About the Bill: The bill in question would have allowed those who borrowed using federally-backed student loans to refinance those loans if the current interest rates were lower than the rates at which they borrowed. This was a plan put forward by Democratic U.S. Sen. Elizabeth Warren of Massachusetts, and while it garnered 58 votes in the 100-member U.S. Senate, it failed to get the 60 needed to break a GOP filibuster of the legislation.
According to data compiled by the liberal Generation Progress and analyzed by U.S. News and World Report, roughly 678,000 borrowers, or 64 percent of North Carolinians with student loan debt, would have been able to take advantage of such a program.
Republicans criticized the program because, among other reasons, they said it would cost the federal government money and therefore increase the national debt. The bill actually offset costs by raising taxes on those earning more than $1 million annually.
While the Warren bill would certainly be a better deal for borrowers, it's worth noting there are some programs offered by private institutions to consolidate and refinance student loan debt.
Additional Notes: Rating this student loan claim is difficult for some of the same reasons that the "ending Medicare as we know it" claim aggravated fact checkers. Tillis' campaign hasn't really developed much of a position on either front. On Medicare, Tillis' campaign website mentions the health insurance program for the elderly almost exclusively in the context of criticizing Hagan's work on the program rather than outlining his own position.
Similarly, it is tough sledding for anyone looking for what Tillis' affirmative position on student loans might be. The "Meet Thom" section of his website, which outlines Tillis' basic policy positions, speaks only to K-12 education, not colleges and universities or student loans.
For Hagan's part, she voted for the Warren bill, but her website is no more specific when it comes to student loans, saying only that she is "leading the effort to keep federal Stafford loan rates from doubling." However, she has been a player in the student loan debate in Washington, D.C., backing the Democratic majority's efforts.
On that score, we teetered on the edge of giving this ad a green light on our fact-checking scale. It is true to say that Tillis opposed the bill at the time it passed and reiterated that opposition Monday.
However, Grandma is overstating Tillis' influence over this bill when she tells her grandson Tillis' opposition means "you're going to pay more." Tillis may be opposed to the bill, but as a state level official, he had little to no say in the matter.
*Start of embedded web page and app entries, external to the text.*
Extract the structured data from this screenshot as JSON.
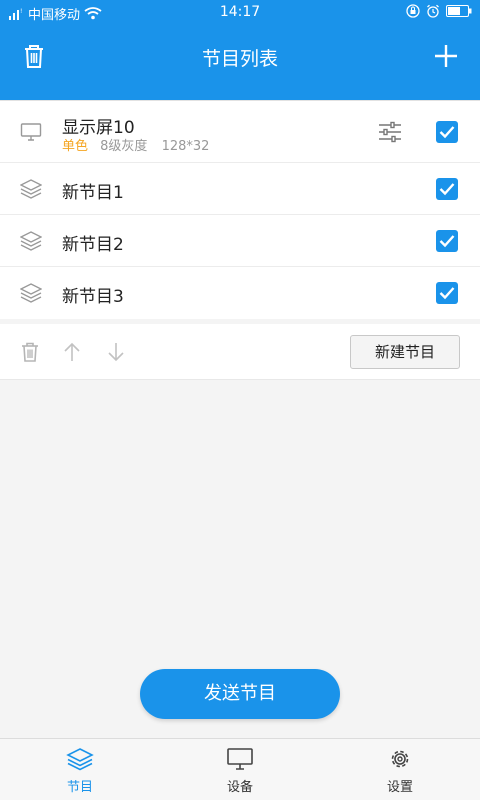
{
  "status_bar": {
    "carrier": "中国移动",
    "time": "14:17"
  },
  "header": {
    "title": "节目列表",
    "left_icon": "trash-icon",
    "right_icon": "plus-icon"
  },
  "device": {
    "name": "显示屏10",
    "color_mode": "单色",
    "gray_level": "8级灰度",
    "resolution": "128*32",
    "checked": true
  },
  "programs": [
    {
      "name": "新节目1",
      "checked": true
    },
    {
      "name": "新节目2",
      "checked": true
    },
    {
      "name": "新节目3",
      "checked": true
    }
  ],
  "toolbar": {
    "new_program_label": "新建节目"
  },
  "send_button_label": "发送节目",
  "bottom_nav": [
    {
      "label": "节目",
      "icon": "layers-icon",
      "active": true
    },
    {
      "label": "设备",
      "icon": "monitor-icon",
      "active": false
    },
    {
      "label": "设置",
      "icon": "gear-icon",
      "active": false
    }
  ],
  "colors": {
    "primary": "#1a93ea",
    "accent_orange": "#f5a623"
  }
}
As with the Medicare claim, it's hard to say what Tillis' position is on student loans, but to say he's actively "sticking it" to anybody on this point is a stretch and earns the ad a yellow light.